Free energy flows through systems, organizing them into more orderly configurations. Order builds upon order, and complexity mounts—until whole new emergent levels appear, like life from matter. In this way, complexity is really just a measure of how energy organizes matter—something it has been doing to exponentially greater degrees as time passes.

In Cosmic Evolution, Chaisson charts this evolutionary increase in free energy rate density, offering a compelling visualization of the complexification of the universe to date:

In this way, the entire cosmos has been evolving—matter naturally self-organizing into stable forms through the flow of energy, leading to life, and life evolving through natural selection, leading to still more complex species.

As it does, something else emerges: agency. Work by complexity researchers like Sara Walker, George Ellis, Giulio Tononi, Erik Hoel, and others has shed considerable light on the way more complex organisms come to exhibit causal power on their lower-level constituent parts. Such causal emergence repudiates the old deterministic account of organisms as being nothing but particles in motion. Rather, it shows that information generated at higher levels can have a causal effect on its material substrate. In this way, there is not only “bottom-up” causation from particles, but also “top-down” causation, as information encoded in patterns of organization at the macro-level works to direct material particles at the micro-level towards specific states and goals.

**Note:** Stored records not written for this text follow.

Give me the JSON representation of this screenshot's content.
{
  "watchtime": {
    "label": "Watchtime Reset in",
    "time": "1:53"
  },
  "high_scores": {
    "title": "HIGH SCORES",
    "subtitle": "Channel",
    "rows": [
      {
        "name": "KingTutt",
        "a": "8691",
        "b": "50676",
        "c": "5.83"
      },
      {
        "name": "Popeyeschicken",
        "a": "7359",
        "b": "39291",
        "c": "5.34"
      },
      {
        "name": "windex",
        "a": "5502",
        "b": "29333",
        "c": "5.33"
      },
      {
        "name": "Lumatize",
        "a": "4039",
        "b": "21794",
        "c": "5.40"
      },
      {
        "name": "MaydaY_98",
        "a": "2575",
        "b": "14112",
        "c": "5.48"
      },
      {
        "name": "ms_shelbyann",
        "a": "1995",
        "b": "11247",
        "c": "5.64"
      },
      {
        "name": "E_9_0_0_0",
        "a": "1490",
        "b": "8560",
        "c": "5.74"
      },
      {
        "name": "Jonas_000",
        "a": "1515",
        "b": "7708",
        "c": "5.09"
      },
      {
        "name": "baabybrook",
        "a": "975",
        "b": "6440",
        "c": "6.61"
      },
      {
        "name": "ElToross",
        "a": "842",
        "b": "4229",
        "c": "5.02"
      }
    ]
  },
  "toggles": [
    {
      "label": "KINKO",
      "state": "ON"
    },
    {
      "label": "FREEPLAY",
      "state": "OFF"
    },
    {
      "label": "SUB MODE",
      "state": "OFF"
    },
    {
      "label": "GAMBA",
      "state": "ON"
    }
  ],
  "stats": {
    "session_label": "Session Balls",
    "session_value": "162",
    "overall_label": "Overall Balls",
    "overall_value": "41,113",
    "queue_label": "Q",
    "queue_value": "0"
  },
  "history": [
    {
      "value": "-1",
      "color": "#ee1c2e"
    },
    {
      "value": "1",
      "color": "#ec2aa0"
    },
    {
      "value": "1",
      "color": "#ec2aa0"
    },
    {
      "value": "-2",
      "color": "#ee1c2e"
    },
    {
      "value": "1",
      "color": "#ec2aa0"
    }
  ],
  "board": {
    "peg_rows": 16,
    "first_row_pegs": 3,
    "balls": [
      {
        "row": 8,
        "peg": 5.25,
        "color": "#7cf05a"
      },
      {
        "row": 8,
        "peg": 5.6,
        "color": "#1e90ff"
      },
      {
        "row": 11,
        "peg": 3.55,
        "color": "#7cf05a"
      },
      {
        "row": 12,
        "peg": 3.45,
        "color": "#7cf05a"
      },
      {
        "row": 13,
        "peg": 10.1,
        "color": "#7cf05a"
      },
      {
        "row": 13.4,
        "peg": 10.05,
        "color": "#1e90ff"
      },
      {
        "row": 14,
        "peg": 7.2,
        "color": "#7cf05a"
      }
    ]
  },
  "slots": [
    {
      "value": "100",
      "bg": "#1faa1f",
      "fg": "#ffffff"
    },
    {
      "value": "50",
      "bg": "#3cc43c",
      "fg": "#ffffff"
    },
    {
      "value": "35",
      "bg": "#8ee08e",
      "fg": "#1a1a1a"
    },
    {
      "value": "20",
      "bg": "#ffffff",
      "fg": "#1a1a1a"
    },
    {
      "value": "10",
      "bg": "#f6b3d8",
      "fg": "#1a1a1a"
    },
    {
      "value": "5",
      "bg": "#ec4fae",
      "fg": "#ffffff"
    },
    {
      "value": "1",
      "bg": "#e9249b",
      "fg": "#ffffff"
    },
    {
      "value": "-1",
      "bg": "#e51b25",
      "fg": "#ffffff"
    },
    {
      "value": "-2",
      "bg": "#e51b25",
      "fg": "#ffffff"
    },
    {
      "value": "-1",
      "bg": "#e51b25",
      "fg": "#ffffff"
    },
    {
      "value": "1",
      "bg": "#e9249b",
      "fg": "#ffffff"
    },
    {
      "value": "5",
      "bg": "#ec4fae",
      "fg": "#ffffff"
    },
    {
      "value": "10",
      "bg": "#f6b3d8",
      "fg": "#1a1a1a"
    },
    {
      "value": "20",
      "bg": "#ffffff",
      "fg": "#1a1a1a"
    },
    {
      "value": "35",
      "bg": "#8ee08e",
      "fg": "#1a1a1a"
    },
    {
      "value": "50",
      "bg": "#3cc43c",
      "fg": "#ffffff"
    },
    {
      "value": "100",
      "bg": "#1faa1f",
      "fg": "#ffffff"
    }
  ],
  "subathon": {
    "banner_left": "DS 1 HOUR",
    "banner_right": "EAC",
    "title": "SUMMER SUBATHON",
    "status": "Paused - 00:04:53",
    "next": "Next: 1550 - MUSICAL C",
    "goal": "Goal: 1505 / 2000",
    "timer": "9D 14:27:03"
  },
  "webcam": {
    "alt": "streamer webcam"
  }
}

Such causal emergence appears for the first time in earnest with the origin of life, as information in the genome is able to supervene over the molecular and atomic level, leveraging the parts towards the aims of the biological whole. This sort of agency gains entirely new levels of causal freedom and power, however, with the rise of more complex minded animals. In this way, the self-consciousness such as human beings exhibit can be understood as a uniquely complex form of causal emergence, whereby activity at the mental level exerts itself over and above the activity of the body. In this way, the will itself emerges. We are, then, not just determined automatons the way reductionists like Laplace envisioned, but genuinely free agents with self-determination, whose choices matter.

In sum, with the implications becoming clear from this profound paradigm shift in the sciences, we now find ourselves facing an entirely new cosmic story, a mind-bending vision in which the universe has been, of its own accord, bringing all things together in more novel and intricate forms, producing order spontaneously from its originally featureless chaos in an uninterrupted evolutionary process that has led from unconscious, deterministic material at the lowest level to self-conscious agents with free will at higher levels.

Far from being a depressing dissolution or undirected slog of “frisky dirt” evolving nowhere, there is, we now see, a great epic of complexification underway, the “epic of evolution” as Chaisson calls it, as new wholes emerge, interact in new webs of relation, and then form parts in even higher-level wholes, such as lead to subjectivity, self-awareness, and free will.

Okay, but what is the real significance of all this? What is this grand story of complexification really telling us? What does it reveal about the nature of reality and our place in it? Now that we have traced some of the historical context, showing how knowledge advanced from a pre-scientific religious holism, to the primitive science of reductionism, and onwards still to a neo-holistic science of complexity, we can finally consider what all of this really means in the broadest terms. For that, we must turn to some unifying theories that bring it all together.

Emergentism: there is no chapter 7